This post is part of a series walking through the second volume of Abraham Kuyper’s Common Grace.
Continuing his discussion of the nature of the person, Kuyper reiterates that the regenerate are not two ‘persons’, but rather are two ‘selves.’ Or possibly ‘selfs,’ I’m not sure. We’ve seen that the one may be dormant until conversion, but there is more that distinguishes them than that feature. We know this because even the converted is split–part is driven by the new man, part by the old habits/self.
Kuyper gives an example of this from Dutch politics, and one more comprehensible to contemporary readers from the New Testament where converts to the faith from Judaism simultaneously wanted to live as Christians (the new self) and obey the Old Testament dietary laws (the old self).
Yet another distinction between each self is that there is “vacillation between spiritual peaks and valleys.” (354) And yet another distinction is found within the will: “a will of the reborn self and a will of the flesh.” (355) Kuyper describes this split will with the example of a ship trying to change course: the momentum of the old will remains powerful. This is not to say we must reduce ‘the will’ to “the whim of the moment”, or to some kind of neutral setting that can swing any direction. The will is the end of a chain of a lifetime of choices and formation, including the influence of a community of others. (356)
We even continue to will sin and desire its promises–but now that will lives in the periphery rather than in the core of our self. Hence the “apparent contradictions that are found in spiritual life.” (357-358) Christians sometimes fall mightily, in these cases our will not so much willed sin as it has been deflected by an attack from the world or Satan. Which is not to say that these sins are not from us–they are from the old self and its remnants in the person. Again, the essence may be regenerate, but the consciousness/externals are continuing the process of sanctification.

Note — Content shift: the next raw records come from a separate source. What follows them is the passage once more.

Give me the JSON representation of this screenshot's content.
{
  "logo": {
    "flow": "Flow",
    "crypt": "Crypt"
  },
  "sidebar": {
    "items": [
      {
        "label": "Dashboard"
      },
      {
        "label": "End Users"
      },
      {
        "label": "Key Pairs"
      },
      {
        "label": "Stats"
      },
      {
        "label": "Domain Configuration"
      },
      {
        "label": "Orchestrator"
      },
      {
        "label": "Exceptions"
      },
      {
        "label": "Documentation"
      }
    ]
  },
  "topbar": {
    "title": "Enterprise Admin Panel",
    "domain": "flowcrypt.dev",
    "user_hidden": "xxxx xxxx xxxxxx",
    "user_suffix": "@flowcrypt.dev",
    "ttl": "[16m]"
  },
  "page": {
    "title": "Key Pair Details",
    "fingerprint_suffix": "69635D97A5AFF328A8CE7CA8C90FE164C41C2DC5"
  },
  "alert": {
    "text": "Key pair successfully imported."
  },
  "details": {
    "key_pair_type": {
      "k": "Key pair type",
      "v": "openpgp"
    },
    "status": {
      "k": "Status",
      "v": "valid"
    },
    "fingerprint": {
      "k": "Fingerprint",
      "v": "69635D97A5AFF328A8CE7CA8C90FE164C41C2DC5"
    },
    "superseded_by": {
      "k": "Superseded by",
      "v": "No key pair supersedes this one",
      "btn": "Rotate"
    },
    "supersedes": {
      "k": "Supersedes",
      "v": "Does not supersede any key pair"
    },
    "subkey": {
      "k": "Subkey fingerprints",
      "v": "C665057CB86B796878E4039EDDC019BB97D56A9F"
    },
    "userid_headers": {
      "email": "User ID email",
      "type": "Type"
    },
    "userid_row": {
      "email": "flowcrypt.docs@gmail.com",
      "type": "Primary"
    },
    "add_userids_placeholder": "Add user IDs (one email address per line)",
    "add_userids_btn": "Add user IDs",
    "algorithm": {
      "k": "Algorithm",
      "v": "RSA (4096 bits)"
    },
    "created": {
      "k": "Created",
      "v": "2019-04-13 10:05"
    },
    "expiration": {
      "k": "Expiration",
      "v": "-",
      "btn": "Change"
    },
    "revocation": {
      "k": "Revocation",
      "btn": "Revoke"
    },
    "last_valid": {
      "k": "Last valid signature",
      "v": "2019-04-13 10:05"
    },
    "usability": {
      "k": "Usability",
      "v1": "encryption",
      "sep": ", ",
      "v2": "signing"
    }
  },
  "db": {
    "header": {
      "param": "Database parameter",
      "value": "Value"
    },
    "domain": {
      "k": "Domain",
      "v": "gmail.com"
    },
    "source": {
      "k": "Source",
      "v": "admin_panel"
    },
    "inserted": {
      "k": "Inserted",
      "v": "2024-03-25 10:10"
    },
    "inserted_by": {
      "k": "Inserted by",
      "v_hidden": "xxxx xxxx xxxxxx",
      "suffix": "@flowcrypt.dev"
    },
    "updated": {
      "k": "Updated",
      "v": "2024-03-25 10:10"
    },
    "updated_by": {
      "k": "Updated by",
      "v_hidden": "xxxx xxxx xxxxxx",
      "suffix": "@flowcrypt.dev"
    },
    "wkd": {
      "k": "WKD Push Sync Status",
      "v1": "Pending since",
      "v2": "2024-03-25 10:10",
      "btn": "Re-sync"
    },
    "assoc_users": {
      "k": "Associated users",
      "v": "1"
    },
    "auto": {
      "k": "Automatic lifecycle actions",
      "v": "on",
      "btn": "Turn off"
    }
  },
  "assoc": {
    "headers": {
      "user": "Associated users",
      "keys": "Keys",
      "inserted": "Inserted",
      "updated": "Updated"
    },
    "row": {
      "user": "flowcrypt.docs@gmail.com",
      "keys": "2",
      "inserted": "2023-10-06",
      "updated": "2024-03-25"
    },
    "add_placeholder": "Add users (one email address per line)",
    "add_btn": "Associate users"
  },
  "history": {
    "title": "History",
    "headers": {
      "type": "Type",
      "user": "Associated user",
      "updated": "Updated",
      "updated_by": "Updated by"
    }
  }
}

I think there are a lot of problems with this discussion. Yes, the Bible talks about a divided will in the Christian (Romans 7). But I hesitate to push too hard into figuring that out. We will good and evil at the same time, but to try to straighten that out always seems to lead to some kind of philosophical breakdown. And that’s without getting into Kuyper’s terrible example of race and human essence at the end of the chapter. It’s not as bad as some of his other examples through the book, but still…